Problem: Which of the lines in the records below hold the string "icon"? Copy every one of them.

Data section:
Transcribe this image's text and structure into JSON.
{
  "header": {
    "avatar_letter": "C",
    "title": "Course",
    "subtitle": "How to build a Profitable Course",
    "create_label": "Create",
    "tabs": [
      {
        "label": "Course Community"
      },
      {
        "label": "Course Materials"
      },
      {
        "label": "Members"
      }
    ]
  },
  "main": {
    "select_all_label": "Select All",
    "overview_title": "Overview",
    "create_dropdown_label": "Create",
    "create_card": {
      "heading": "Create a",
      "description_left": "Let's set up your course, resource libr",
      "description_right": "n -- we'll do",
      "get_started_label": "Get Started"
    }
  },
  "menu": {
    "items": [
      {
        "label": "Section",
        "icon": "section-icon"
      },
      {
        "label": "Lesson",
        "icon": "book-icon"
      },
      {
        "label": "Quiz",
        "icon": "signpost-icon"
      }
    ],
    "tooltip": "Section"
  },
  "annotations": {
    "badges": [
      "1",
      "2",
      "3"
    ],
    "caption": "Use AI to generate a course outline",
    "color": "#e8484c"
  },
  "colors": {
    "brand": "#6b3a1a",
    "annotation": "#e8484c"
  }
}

Solution:
        "icon": "section-icon"
        "icon": "book-icon"
        "icon": "signpost-icon"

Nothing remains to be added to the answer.